Diana Ashby drew him. She always had. Her confidence. Her fearlessness. From the moment they’d met.

Aidan's plan to marry an aristocratic, while mercenary, did work as a ploy to achieve what he wanted. For having two friends of that world, a duke and and a marquess, I thought the story thread oddly underutilized them. It is set-up so that Diana, who is not nobility but has friends of that world, gets into a deal with him to try and set him up, while his side of the bargain is to get more investors for her. It worked but was also all a little coerced. There's a second thread underlying the romance one with Aidan searching for information about his birth mother and the sister he hopes escaped an orphanage fire. I thought this was rife for some great emotion but it was pushed to the side too much for me. Even when Aidan gets the answers he was searching for, the reveal fell a bit flat as character relationships in this thread weren't explored and Diana wasn't a huge part of this thread for Aidan to share with her. I did believe in why he fell in love with Diana but again, the emotional moments where he is choosing her over his ambition, fell a bit flat.
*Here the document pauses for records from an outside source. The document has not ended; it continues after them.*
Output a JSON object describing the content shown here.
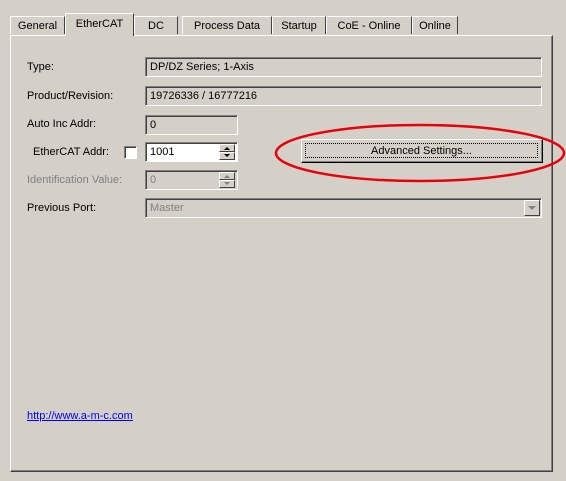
{
  "tabs": [
    {
      "label": "General"
    },
    {
      "label": "EtherCAT"
    },
    {
      "label": "DC"
    },
    {
      "label": "Process Data"
    },
    {
      "label": "Startup"
    },
    {
      "label": "CoE - Online"
    },
    {
      "label": "Online"
    }
  ],
  "active_tab": "EtherCAT",
  "fields": {
    "type": {
      "label": "Type:",
      "value": "DP/DZ Series; 1-Axis"
    },
    "product_revision": {
      "label": "Product/Revision:",
      "value": "19726336 / 16777216"
    },
    "auto_inc_addr": {
      "label": "Auto Inc Addr:",
      "value": "0"
    },
    "ethercat_addr": {
      "label": "EtherCAT Addr:",
      "value": "1001",
      "checked": false
    },
    "identification_value": {
      "label": "Identification Value:",
      "value": "0",
      "disabled": true
    },
    "previous_port": {
      "label": "Previous Port:",
      "value": "Master",
      "disabled": true
    }
  },
  "advanced_settings_button": {
    "label": "Advanced Settings..."
  },
  "link": {
    "text": "http://www.a-m-c.com"
  },
  "annotation_color": "#e8000b"
}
Every moment that they shared, every detail they revealed, made her want more.

I also would have liked a bit more of Diana's family relationships explored, especially with her mother or maybe a flashback or two with her father. Her father seemed to be like an absent minded professor, except with inventing. Part of her wanting to succeed was to show her father's pursuits weren't all a waste of time. We get a pretty good feel for her relationship with her twin brother, a seemingly wastrel but sticks up for Diana but her relationship with her mother was fairly blank. We know, because of their money issues, her mother is pressuring her to get married but the mother doesn't really appear on the pages and I missed feeling that aspect of Diana's life. While I believed in why Aidan feel in love with Diana, I didn't believe in it as strongly from Diana's side. He treats her well, the biggest being he embraces her inventor side, and she finds him attractive but I just didn't get see or get a handle on Diana developing feelings for him.

“I remember our deal, Diana.” He slid his hand from hers slowly and there was such disappointment in his gaze that her breath tangled in her throat. Moving past her, he strode toward the room across the hall, but midway he stopped and glanced at her over his shoulder. “Perhaps I’m just not content with the terms anymore.”

As I mentioned, Diana and Aidan's deal, he introduces her to investors to push her vacuum prototype and she introduces him to ladies of the nobility to find a wife and if she doesn't succeed in finding him a wife she must marry him at the end of the month, was a pretty coerced story plot. At the end, there is some angst where I didn't understand at all Diana's reluctance or refusals, that made it feel even more forced. Everyone is likeable and the story is nice but not a lot new here and all pretty sedate. If looking for a quieter, tried and true formula romance, this would be a nice pick. I'll be looking forward to the third in the series coming up where Aidan's roguish marquess friend will be finding love.

View all my reviews

Monday, April 15, 2019

Anything But a Duke: The Duke's Den - Christy Carlyle
Aidan held her gaze as he slid his suit coat from his shoulders, laid it aside, and rolled up his shirtsleeves. “I’m at your service, Miss Ashby.”